▶ [Task prompt]:
Please retype the listing exactly as it appears, skipping each picture.

▶ [Supplied entries]:
>>

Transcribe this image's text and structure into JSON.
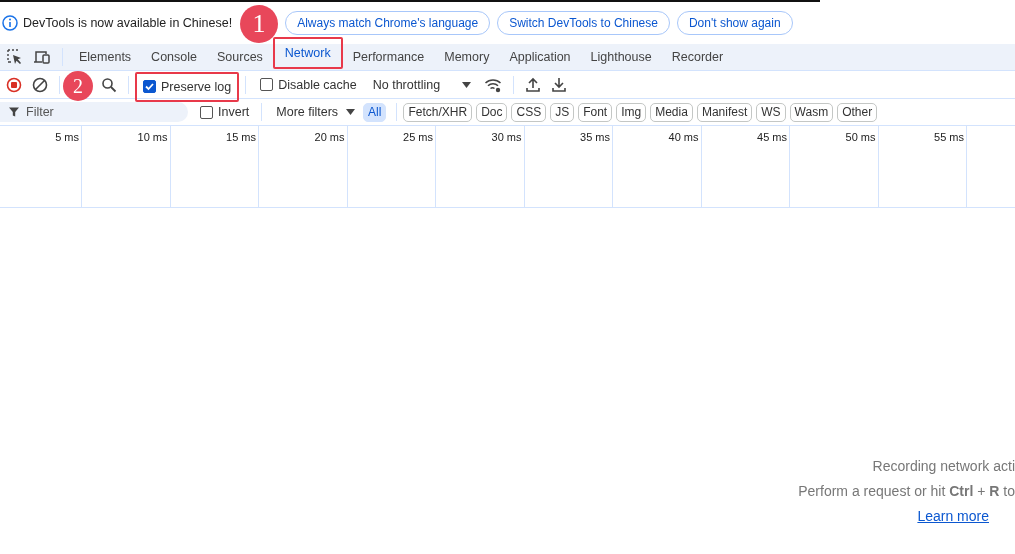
{
  "banner": {
    "message": "DevTools is now available in Chinese!",
    "buttons": [
      "Always match Chrome's language",
      "Switch DevTools to Chinese",
      "Don't show again"
    ]
  },
  "tabs": [
    {
      "label": "Elements",
      "selected": false,
      "highlighted": false
    },
    {
      "label": "Console",
      "selected": false,
      "highlighted": false
    },
    {
      "label": "Sources",
      "selected": false,
      "highlighted": false
    },
    {
      "label": "Network",
      "selected": true,
      "highlighted": true
    },
    {
      "label": "Performance",
      "selected": false,
      "highlighted": false
    },
    {
      "label": "Memory",
      "selected": false,
      "highlighted": false
    },
    {
      "label": "Application",
      "selected": false,
      "highlighted": false
    },
    {
      "label": "Lighthouse",
      "selected": false,
      "highlighted": false
    },
    {
      "label": "Recorder",
      "selected": false,
      "highlighted": false
    }
  ],
  "toolbar": {
    "checkboxes": [
      {
        "label": "Preserve log",
        "checked": true,
        "highlighted": true
      },
      {
        "label": "Disable cache",
        "checked": false,
        "highlighted": false
      }
    ],
    "throttling": "No throttling"
  },
  "filter_bar": {
    "placeholder": "Filter",
    "invert": {
      "label": "Invert",
      "checked": false
    },
    "more_filters": "More filters",
    "chips": [
      {
        "label": "All",
        "selected": true
      },
      {
        "label": "Fetch/XHR",
        "selected": false
      },
      {
        "label": "Doc",
        "selected": false
      },
      {
        "label": "CSS",
        "selected": false
      },
      {
        "label": "JS",
        "selected": false
      },
      {
        "label": "Font",
        "selected": false
      },
      {
        "label": "Img",
        "selected": false
      },
      {
        "label": "Media",
        "selected": false
      },
      {
        "label": "Manifest",
        "selected": false
      },
      {
        "label": "WS",
        "selected": false
      },
      {
        "label": "Wasm",
        "selected": false
      },
      {
        "label": "Other",
        "selected": false
      }
    ]
  },
  "timeline": {
    "ticks": [
      "5 ms",
      "10 ms",
      "15 ms",
      "20 ms",
      "25 ms",
      "30 ms",
      "35 ms",
      "40 ms",
      "45 ms",
      "50 ms",
      "55 ms"
    ]
  },
  "empty_state": {
    "title": "Recording network acti",
    "hint": "Perform a request or hit **Ctrl** + **R** to",
    "link": "Learn more"
  },
  "annotations": [
    {
      "label": "1"
    },
    {
      "label": "2"
    }
  ]
}
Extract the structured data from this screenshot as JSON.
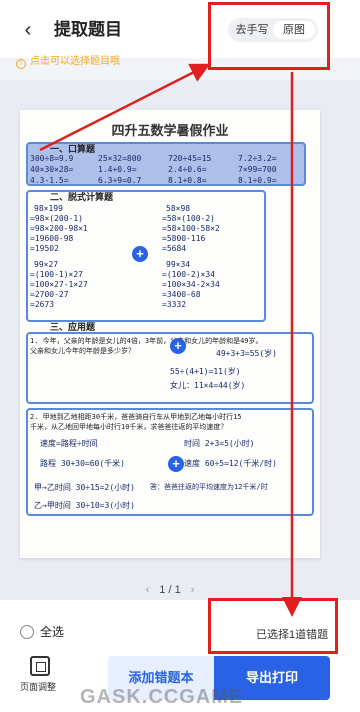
{
  "header": {
    "back_icon": "chevron-left-icon",
    "title": "提取题目",
    "toggle": {
      "options": [
        "去手写",
        "原图"
      ],
      "selected": "原图"
    }
  },
  "hint": {
    "icon": "info-icon",
    "text": "点击可以选择题目哦"
  },
  "worksheet": {
    "title": "四升五数学暑假作业",
    "sections": [
      {
        "title": "一、口算题",
        "lines": [
          "300÷8=9.9",
          "25×32=800",
          "720÷45=15",
          "7.2÷3.2=",
          "40×30×28=",
          "1.4+0.9=",
          "2.4÷0.6=",
          "7×99=700",
          "4.3-1.5=",
          "6.3÷9=0.7",
          "8.1+0.8=",
          "8.1÷0.9="
        ]
      },
      {
        "title": "二、脱式计算题",
        "lines": [
          "98×199",
          "=98×(200-1)",
          "=98×200-98×1",
          "=19600-98",
          "=19502",
          "58×98",
          "=58×(100-2)",
          "=58×100-58×2",
          "=5800-116",
          "=5684",
          "99×27",
          "=(100-1)×27",
          "=100×27-1×27",
          "=2700-27",
          "=2673",
          "99×34",
          "=(100-2)×34",
          "=100×34-2×34",
          "=3400-68",
          "=3332"
        ]
      },
      {
        "title": "三、应用题",
        "lines": [
          "1. 今年，父亲的年龄是女儿的4倍，3年前，父亲和女儿的年龄和是49岁。",
          "父亲和女儿今年的年龄是多少岁？",
          "49+3+3=55(岁)",
          "55÷(4+1)=11(岁)",
          "女儿：11×4=44(岁)"
        ]
      },
      {
        "title": "",
        "lines": [
          "2. 甲地到乙地相距30千米，爸爸骑自行车从甲地到乙地每小时行15",
          "千米，从乙地回甲地每小时行10千米，求爸爸往返的平均速度？",
          "速度=路程÷时间",
          "路程 30+30=60(千米)",
          "甲→乙时间 30÷15=2(小时)",
          "乙→甲时间 30÷10=3(小时)",
          "时间 2+3=5(小时)",
          "速度 60÷5=12(千米/时)",
          "答：爸爸往返的平均速度为12千米/时"
        ]
      }
    ],
    "add_icons": [
      "plus-icon",
      "plus-icon",
      "plus-icon"
    ]
  },
  "pager": {
    "prev_icon": "chevron-left-icon",
    "text": "1 / 1",
    "next_icon": "chevron-right-icon"
  },
  "bottom_bar": {
    "select_all": "全选",
    "selected_text": "已选择1道错题",
    "adjust_label": "页面调整",
    "add_button": "添加错题本",
    "export_button": "导出打印"
  },
  "watermark": "GASK.CCGAME",
  "colors": {
    "accent": "#2a62e6",
    "annotation": "#e02020",
    "hint": "#f5a623",
    "selection": "#5a8ad8"
  }
}
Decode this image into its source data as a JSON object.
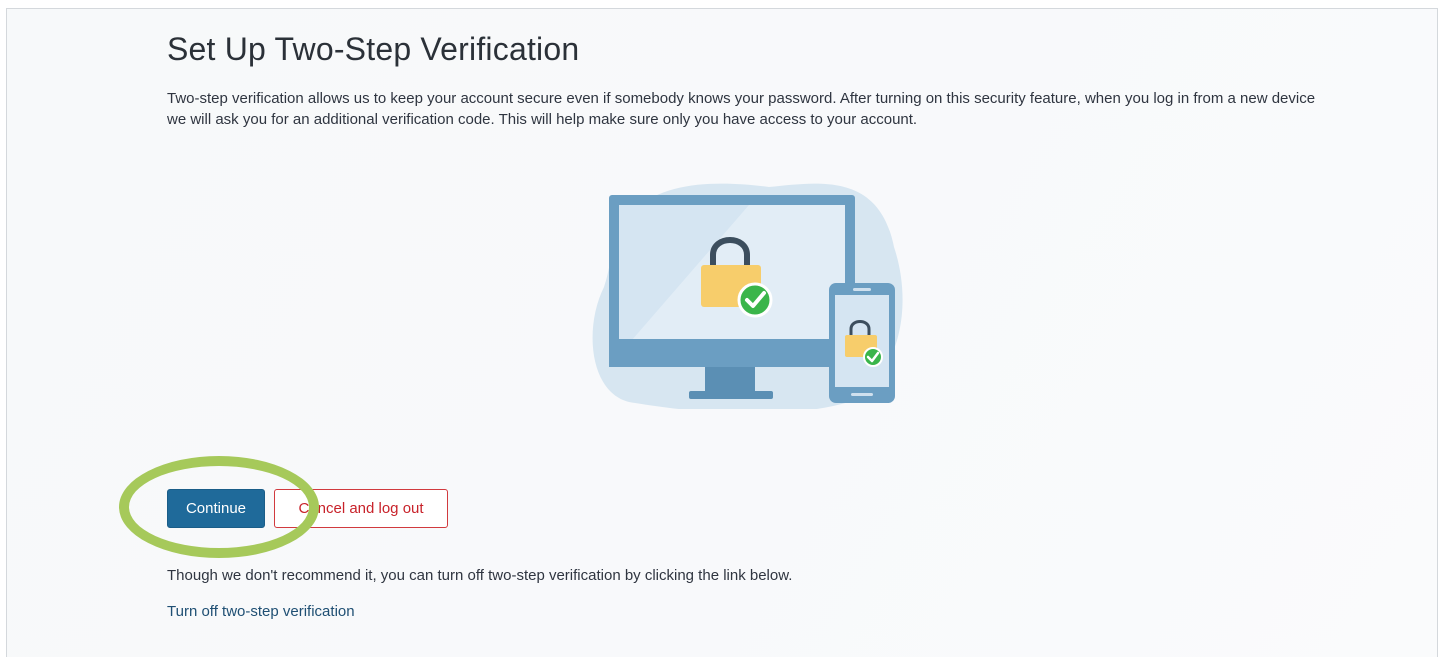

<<

▶ [Task result]:
Transcribe this image's text and structure into JSON.
{
  "banner": {
    "message": "DevTools is now available in Chinese!",
    "buttons": [
      "Always match Chrome's language",
      "Switch DevTools to Chinese",
      "Don't show again"
    ]
  },
  "tabs": [
    {
      "label": "Elements",
      "selected": false,
      "highlighted": false
    },
    {
      "label": "Console",
      "selected": false,
      "highlighted": false
    },
    {
      "label": "Sources",
      "selected": false,
      "highlighted": false
    },
    {
      "label": "Network",
      "selected": true,
      "highlighted": true
    },
    {
      "label": "Performance",
      "selected": false,
      "highlighted": false
    },
    {
      "label": "Memory",
      "selected": false,
      "highlighted": false
    },
    {
      "label": "Application",
      "selected": false,
      "highlighted": false
    },
    {
      "label": "Lighthouse",
      "selected": false,
      "highlighted": false
    },
    {
      "label": "Recorder",
      "selected": false,
      "highlighted": false
    }
  ],
  "toolbar": {
    "checkboxes": [
      {
        "label": "Preserve log",
        "checked": true,
        "highlighted": true
      },
      {
        "label": "Disable cache",
        "checked": false,
        "highlighted": false
      }
    ],
    "throttling": "No throttling"
  },
  "filter_bar": {
    "placeholder": "Filter",
    "invert": {
      "label": "Invert",
      "checked": false
    },
    "more_filters": "More filters",
    "chips": [
      {
        "label": "All",
        "selected": true
      },
      {
        "label": "Fetch/XHR",
        "selected": false
      },
      {
        "label": "Doc",
        "selected": false
      },
      {
        "label": "CSS",
        "selected": false
      },
      {
        "label": "JS",
        "selected": false
      },
      {
        "label": "Font",
        "selected": false
      },
      {
        "label": "Img",
        "selected": false
      },
      {
        "label": "Media",
        "selected": false
      },
      {
        "label": "Manifest",
        "selected": false
      },
      {
        "label": "WS",
        "selected": false
      },
      {
        "label": "Wasm",
        "selected": false
      },
      {
        "label": "Other",
        "selected": false
      }
    ]
  },
  "timeline": {
    "ticks": [
      "5 ms",
      "10 ms",
      "15 ms",
      "20 ms",
      "25 ms",
      "30 ms",
      "35 ms",
      "40 ms",
      "45 ms",
      "50 ms",
      "55 ms"
    ]
  },
  "empty_state": {
    "title": "Recording network acti",
    "hint": "Perform a request or hit **Ctrl** + **R** to",
    "link": "Learn more"
  },
  "annotations": [
    {
      "label": "1"
    },
    {
      "label": "2"
    }
  ]
}
Extract the structured data from this screenshot as JSON.
{
  "header": {
    "back_icon": "chevron-left-icon",
    "title": "提取题目",
    "toggle": {
      "options": [
        "去手写",
        "原图"
      ],
      "selected": "原图"
    }
  },
  "hint": {
    "icon": "info-icon",
    "text": "点击可以选择题目哦"
  },
  "worksheet": {
    "title": "四升五数学暑假作业",
    "sections": [
      {
        "title": "一、口算题",
        "lines": [
          "300÷8=9.9",
          "25×32=800",
          "720÷45=15",
          "7.2÷3.2=",
          "40×30×28=",
          "1.4+0.9=",
          "2.4÷0.6=",
          "7×99=700",
          "4.3-1.5=",
          "6.3÷9=0.7",
          "8.1+0.8=",
          "8.1÷0.9="
        ]
      },
      {
        "title": "二、脱式计算题",
        "lines": [
          "98×199",
          "=98×(200-1)",
          "=98×200-98×1",
          "=19600-98",
          "=19502",
          "58×98",
          "=58×(100-2)",
          "=58×100-58×2",
          "=5800-116",
          "=5684",
          "99×27",
          "=(100-1)×27",
          "=100×27-1×27",
          "=2700-27",
          "=2673",
          "99×34",
          "=(100-2)×34",
          "=100×34-2×34",
          "=3400-68",
          "=3332"
        ]
      },
      {
        "title": "三、应用题",
        "lines": [
          "1. 今年，父亲的年龄是女儿的4倍，3年前，父亲和女儿的年龄和是49岁。",
          "父亲和女儿今年的年龄是多少岁？",
          "49+3+3=55(岁)",
          "55÷(4+1)=11(岁)",
          "女儿：11×4=44(岁)"
        ]
      },
      {
        "title": "",
        "lines": [
          "2. 甲地到乙地相距30千米，爸爸骑自行车从甲地到乙地每小时行15",
          "千米，从乙地回甲地每小时行10千米，求爸爸往返的平均速度？",
          "速度=路程÷时间",
          "路程 30+30=60(千米)",
          "甲→乙时间 30÷15=2(小时)",
          "乙→甲时间 30÷10=3(小时)",
          "时间 2+3=5(小时)",
          "速度 60÷5=12(千米/时)",
          "答：爸爸往返的平均速度为12千米/时"
        ]
      }
    ],
    "add_icons": [
      "plus-icon",
      "plus-icon",
      "plus-icon"
    ]
  },
  "pager": {
    "prev_icon": "chevron-left-icon",
    "text": "1 / 1",
    "next_icon": "chevron-right-icon"
  },
  "bottom_bar": {
    "select_all": "全选",
    "selected_text": "已选择1道错题",
    "adjust_label": "页面调整",
    "add_button": "添加错题本",
    "export_button": "导出打印"
  },
  "watermark": "GASK.CCGAME",
  "colors": {
    "accent": "#2a62e6",
    "annotation": "#e02020",
    "hint": "#f5a623",
    "selection": "#5a8ad8"
  }
}
Decode this image into its source data as a JSON object.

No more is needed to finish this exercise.